I originally posted the below protein list for those who are vegans (and, vegetarians) on August 29, 2011:
Lentils (cooked) 17.9 grams
Pinto Beans 14.0 grams
Veggie Burgers 11-13 grams
Apples 0.3 grams
Broccoli 2.6 grams
Turnips 0.8 grams
Carrots (raw) 0.7 grams
Kale 2.2 grams
Sweet potatoes 2.0 grams
Almonds 7.4 grams
Sunflower Seeds 8.0 grams
Tahini (3 TBSP) 8.1 grams
Flax Seeds (2 TBSP) 3.8 grams
Oats (1/2 cup) 3.0 grams
Quinoa (1/2 cup) 3.0 grams
Brown Rice (1/2 cup) 4.5 grams
A couple of years ago I cited an article on Vegan myths debunked, and I believe it is good to refer back to those myths to encourage you and to be encouraged to live and maintain a vegan lifestyle.
Vegan Myths Debunked:
Article 1: Top 20 Vegan Myths Debunked from the Vegan Cookbook Website

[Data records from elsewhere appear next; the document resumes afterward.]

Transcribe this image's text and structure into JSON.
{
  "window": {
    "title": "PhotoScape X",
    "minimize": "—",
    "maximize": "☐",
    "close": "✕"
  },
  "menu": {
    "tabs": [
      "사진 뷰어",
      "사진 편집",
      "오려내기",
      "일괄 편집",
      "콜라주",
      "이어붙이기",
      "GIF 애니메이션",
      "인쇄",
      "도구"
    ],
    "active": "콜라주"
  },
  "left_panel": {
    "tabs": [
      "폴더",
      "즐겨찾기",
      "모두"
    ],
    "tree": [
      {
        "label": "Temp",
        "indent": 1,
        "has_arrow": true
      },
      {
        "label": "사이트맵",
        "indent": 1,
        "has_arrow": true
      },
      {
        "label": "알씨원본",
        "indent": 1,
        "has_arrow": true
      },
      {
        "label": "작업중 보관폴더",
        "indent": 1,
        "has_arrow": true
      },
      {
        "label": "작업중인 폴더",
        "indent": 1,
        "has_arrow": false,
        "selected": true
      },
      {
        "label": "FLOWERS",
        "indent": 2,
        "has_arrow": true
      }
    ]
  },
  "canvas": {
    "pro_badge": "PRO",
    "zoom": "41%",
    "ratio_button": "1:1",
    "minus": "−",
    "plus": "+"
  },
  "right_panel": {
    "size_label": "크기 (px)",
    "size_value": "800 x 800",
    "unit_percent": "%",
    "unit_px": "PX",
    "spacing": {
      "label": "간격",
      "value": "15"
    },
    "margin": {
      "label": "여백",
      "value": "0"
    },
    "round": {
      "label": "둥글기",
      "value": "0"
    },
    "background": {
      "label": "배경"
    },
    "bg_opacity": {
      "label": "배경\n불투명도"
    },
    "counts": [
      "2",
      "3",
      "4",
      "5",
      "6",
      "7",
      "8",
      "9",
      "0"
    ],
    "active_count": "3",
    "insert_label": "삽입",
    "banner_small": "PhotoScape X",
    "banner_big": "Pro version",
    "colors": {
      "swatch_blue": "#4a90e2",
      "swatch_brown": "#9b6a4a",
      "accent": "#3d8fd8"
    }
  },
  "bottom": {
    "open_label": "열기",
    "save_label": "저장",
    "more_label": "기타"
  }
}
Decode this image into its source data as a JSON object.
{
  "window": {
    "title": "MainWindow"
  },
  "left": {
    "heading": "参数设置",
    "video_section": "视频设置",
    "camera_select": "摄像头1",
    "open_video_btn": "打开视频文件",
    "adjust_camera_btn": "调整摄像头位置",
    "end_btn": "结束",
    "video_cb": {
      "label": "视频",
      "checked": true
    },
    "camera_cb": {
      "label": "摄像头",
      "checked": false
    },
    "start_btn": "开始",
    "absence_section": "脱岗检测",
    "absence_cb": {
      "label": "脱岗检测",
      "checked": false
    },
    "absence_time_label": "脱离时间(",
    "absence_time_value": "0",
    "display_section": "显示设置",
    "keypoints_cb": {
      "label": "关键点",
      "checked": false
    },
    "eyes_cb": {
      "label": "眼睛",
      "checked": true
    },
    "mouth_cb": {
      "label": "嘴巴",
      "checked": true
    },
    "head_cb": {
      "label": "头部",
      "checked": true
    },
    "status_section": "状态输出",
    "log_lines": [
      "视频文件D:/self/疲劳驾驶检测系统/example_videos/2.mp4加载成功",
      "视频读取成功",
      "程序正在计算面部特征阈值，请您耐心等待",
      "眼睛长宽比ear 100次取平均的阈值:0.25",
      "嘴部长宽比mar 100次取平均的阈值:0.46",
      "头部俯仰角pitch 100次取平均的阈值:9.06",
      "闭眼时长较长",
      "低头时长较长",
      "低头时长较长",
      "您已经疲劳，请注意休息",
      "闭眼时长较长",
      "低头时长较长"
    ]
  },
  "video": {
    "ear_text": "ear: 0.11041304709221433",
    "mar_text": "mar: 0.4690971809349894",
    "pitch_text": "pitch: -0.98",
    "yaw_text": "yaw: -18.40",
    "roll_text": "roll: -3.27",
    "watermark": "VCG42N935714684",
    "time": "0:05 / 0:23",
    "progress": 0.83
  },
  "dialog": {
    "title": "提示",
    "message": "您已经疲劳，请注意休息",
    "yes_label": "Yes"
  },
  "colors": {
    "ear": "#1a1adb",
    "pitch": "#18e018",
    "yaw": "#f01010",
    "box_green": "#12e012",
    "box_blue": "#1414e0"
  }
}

Article 2: Top 8 Myths About Eating Vegan, Busted at Forks Over Knives Website
Article 3: 3 Vegan Myths Debunked, Veg News Magazine
Article 4: Top Vegan Nutrition Myths by Huffington Post
In my picture above, my muscles are not from lifting weights, it is from my Vegan Meals, and an active lifestyle of running, cycling, and yoga where I balance myself at 51 on my hands with handstands and crow pose.
My strength comes from my plant based lifestyle of veganism where I maintain a whole foods meal preparation and very little soy products such as tofu or vegan meat. I tend to make my vegan burgers from vegetables such as beets (Sister Vegetarian's beet burger recipe link here), sweet potatoes, mushrooms, or eggplant (in Sister Vegetarian's 31 Days Book, I include a recipe for a Cuban Vegan Burger using Eggplant and dedicated to my Uncle Joe).
I love international foods, so remember the Spicy Ethiopian Stew I made (link here)... well veganism allows us to explore the world with a variety of never-ending world recipes. Today's recipe is my Japanese Vegan Sushi which I originally posted on May 2, 2011 but I have added a different twist to today's Sushi Vegan recipe.
Sister's Original Vegan Sushi, Pickled Ginger, and Raw Marinated Seaweed Salad
2 sheets of roasted seaweed (also called nori)
- Pickled Ginger (Sister Vegetarian's Recipe Below)
- Wasabi * optional (note: Wasabi is HOT. Use discretion if using. If you are not familiar with wasabi-this is a warning of its hotness)
- Asian Ginger Dressing found on All Recipes Website (recipe link here)
- Water in a dish (to keep hands wet in adding rice and rolling sushi)
1. First cook rice according to package instructions
The Nori used in combination with the collards give this salad a sea type taste if you do not have fresh seaweed available. The sauce is a Japanese marinade similar to the marinade used on seaweed salads in restaurants.